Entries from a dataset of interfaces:
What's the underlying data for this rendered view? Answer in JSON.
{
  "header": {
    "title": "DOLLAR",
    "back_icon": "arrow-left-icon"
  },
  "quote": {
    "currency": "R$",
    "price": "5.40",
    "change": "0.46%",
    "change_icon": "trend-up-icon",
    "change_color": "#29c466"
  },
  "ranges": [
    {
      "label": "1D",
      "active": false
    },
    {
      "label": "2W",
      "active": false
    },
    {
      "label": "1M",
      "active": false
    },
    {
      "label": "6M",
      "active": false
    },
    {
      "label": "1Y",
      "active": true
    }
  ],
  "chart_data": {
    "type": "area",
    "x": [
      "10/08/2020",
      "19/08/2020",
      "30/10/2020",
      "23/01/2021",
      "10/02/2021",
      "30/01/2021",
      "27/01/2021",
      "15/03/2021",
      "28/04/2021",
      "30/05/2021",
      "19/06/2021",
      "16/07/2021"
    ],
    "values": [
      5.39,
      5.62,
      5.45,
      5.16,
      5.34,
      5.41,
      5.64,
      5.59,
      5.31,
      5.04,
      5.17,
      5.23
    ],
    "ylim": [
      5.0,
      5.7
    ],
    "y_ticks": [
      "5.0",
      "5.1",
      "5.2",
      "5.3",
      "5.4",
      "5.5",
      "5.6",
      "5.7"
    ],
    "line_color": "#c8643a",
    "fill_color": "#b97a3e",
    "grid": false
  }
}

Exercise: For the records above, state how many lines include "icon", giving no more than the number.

Response: 2